With this first article dedicated to the history of wine we start from the prehistoric origins and then tell everything that happened from ancient civilizations to the present day.
Wine in Prehistory
When was the plant that produces the wine grapes born?
Vitis vinifera the so-called wine grape plant was already present throughout our planet even before the last ice age.
After the "great cold" between 20'000 / 10'000 BC its vegetative evolution was limited to territories with a more favorable climate, namely Mesopotamia (present-day Iraq) and the eastern coasts of the Mediterranean, in an arc of territory called the "Fertile Crescent" of Southwest Asia, one end is located near the Nile valley in Egypt and the other in southern Mesopotamia beyond the Tigris and Euphrates rivers. A term coined by Egyptologist James Henry Breasted to identify "in an arch" these regions that saw the first rudiments of agriculture and human civilization.
In fact, it would have been Neolithic men (8000-4500 BC) who were the first to produce wine by cultivating vines and learning the process of natural fermentation. It was precisely in this period of prehistory that marked the end of the Stone Age where there were important innovations such as the advent of agriculture.
After the melting of the ice, the plant developed once again in the north, particularly in the Caucasus.
Are there historical scientific findings on the history of wine?
At present the oldest historical traces of the existence of wine have been found and documented by a scientific study led and sponsored by the National Wine Agency of Georgia started in 2014 which concluded the following at the end of 2017: "at least two sites in Georgia, Shulaveris Gora and Gadachrili Gora, had already been producing grape wine for half a millennium before Hajji Firuz Tepe in Iran, where the oldest grape wine in the Near East was identified (about 6,000-5,800 BC).
The same study also indicates that there are still many other regions worthy of study today, in particular the wide range of mountainous terrain bordering the Fertile Crescent to the north.
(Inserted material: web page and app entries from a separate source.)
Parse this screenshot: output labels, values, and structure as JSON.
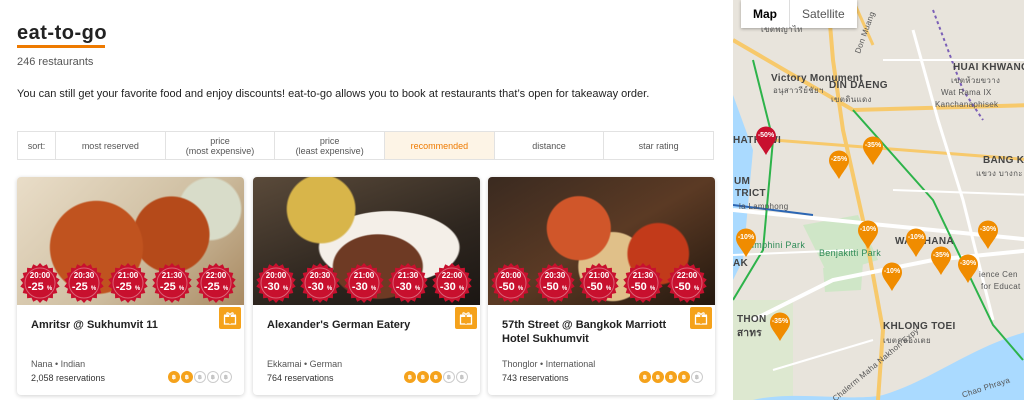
{
  "header": {
    "title": "eat-to-go",
    "count": "246 restaurants",
    "intro": "You can still get your favorite food and enjoy discounts! eat-to-go allows you to book at restaurants that’s open for takeaway order."
  },
  "sort": {
    "label": "sort:",
    "options": [
      {
        "label": "most reserved"
      },
      {
        "label": "price\n(most expensive)"
      },
      {
        "label": "price\n(least expensive)"
      },
      {
        "label": "recommended",
        "active": true
      },
      {
        "label": "distance"
      },
      {
        "label": "star rating"
      }
    ]
  },
  "restaurants": [
    {
      "name": "Amritsr @ Sukhumvit 11",
      "meta": "Nana • Indian",
      "reservations": "2,058 reservations",
      "price_level": 2,
      "slots": [
        {
          "time": "20:00",
          "discount": "-25",
          "unit": "%"
        },
        {
          "time": "20:30",
          "discount": "-25",
          "unit": "%"
        },
        {
          "time": "21:00",
          "discount": "-25",
          "unit": "%"
        },
        {
          "time": "21:30",
          "discount": "-25",
          "unit": "%"
        },
        {
          "time": "22:00",
          "discount": "-25",
          "unit": "%"
        }
      ]
    },
    {
      "name": "Alexander's German Eatery",
      "meta": "Ekkamai • German",
      "reservations": "764 reservations",
      "price_level": 3,
      "slots": [
        {
          "time": "20:00",
          "discount": "-30",
          "unit": "%"
        },
        {
          "time": "20:30",
          "discount": "-30",
          "unit": "%"
        },
        {
          "time": "21:00",
          "discount": "-30",
          "unit": "%"
        },
        {
          "time": "21:30",
          "discount": "-30",
          "unit": "%"
        },
        {
          "time": "22:00",
          "discount": "-30",
          "unit": "%"
        }
      ]
    },
    {
      "name": "57th Street @ Bangkok Marriott Hotel Sukhumvit",
      "meta": "Thonglor • International",
      "reservations": "743 reservations",
      "price_level": 4,
      "slots": [
        {
          "time": "20:00",
          "discount": "-50",
          "unit": "%"
        },
        {
          "time": "20:30",
          "discount": "-50",
          "unit": "%"
        },
        {
          "time": "21:00",
          "discount": "-50",
          "unit": "%"
        },
        {
          "time": "21:30",
          "discount": "-50",
          "unit": "%"
        },
        {
          "time": "22:00",
          "discount": "-50",
          "unit": "%"
        }
      ]
    }
  ],
  "map": {
    "tabs": [
      "Map",
      "Satellite"
    ],
    "labels": [
      {
        "text": "เขตพญาไท"
      },
      {
        "text": "Victory Monument"
      },
      {
        "text": "อนุสาวรีย์ชัยฯ"
      },
      {
        "text": "HUAI KHWANG"
      },
      {
        "text": "เขตห้วยขวาง"
      },
      {
        "text": "Wat Rama IX"
      },
      {
        "text": "Kanchanaphisek"
      },
      {
        "text": "DIN DAENG"
      },
      {
        "text": "เขตดินแดง"
      },
      {
        "text": "BANG KAP"
      },
      {
        "text": "แขวง บางกะ"
      },
      {
        "text": "UM"
      },
      {
        "text": "TRICT"
      },
      {
        "text": "la Lamphong"
      },
      {
        "text": "umphini Park"
      },
      {
        "text": "Benjakitti Park"
      },
      {
        "text": "WATTHANA"
      },
      {
        "text": "ience Cen"
      },
      {
        "text": "for Educat"
      },
      {
        "text": "KHLONG TOEI"
      },
      {
        "text": "เขตคลองเตย"
      },
      {
        "text": "Don Muang"
      },
      {
        "text": "Chalerm Maha Nakhon Expy"
      },
      {
        "text": "Chao Phraya"
      },
      {
        "text": "THON"
      },
      {
        "text": "สาทร"
      },
      {
        "text": "AK"
      },
      {
        "text": "HATHEWI"
      }
    ],
    "pins": [
      {
        "label": "-50%",
        "color": "#c8102e"
      },
      {
        "label": "-35%",
        "color": "#f08c00"
      },
      {
        "label": "-25%",
        "color": "#f08c00"
      },
      {
        "label": "-10%",
        "color": "#f08c00"
      },
      {
        "label": "-10%",
        "color": "#f08c00"
      },
      {
        "label": "-10%",
        "color": "#f08c00"
      },
      {
        "label": "-30%",
        "color": "#f08c00"
      },
      {
        "label": "-35%",
        "color": "#f08c00"
      },
      {
        "label": "-30%",
        "color": "#f08c00"
      },
      {
        "label": "-10%",
        "color": "#f08c00"
      },
      {
        "label": "-35%",
        "color": "#f08c00"
      }
    ]
  },
  "colors": {
    "accent": "#ee7a00",
    "seal": "#c8102e",
    "gift": "#f5a21b"
  }
}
In reality this important analysis on the origins of ancient wine had already begun in 1998 thanks to a research conducted by Patrick Edward McGovern, professor of Anthropology, also known as the "Indiana Jones of ancient wines" who went to the National Museum of Shulaveris Gora in Georgia and examined some early Neolithic ceramics and found evidence in some fragments of the presence of grapes/wine, investigations and scientific investigations that lasted about 20 years.
The next in-depth study will be dedicated to another very important historical period: the Ancient Civilizations, when the vine took "the way of the sea".
Article written by Angelica Terzi / SellWine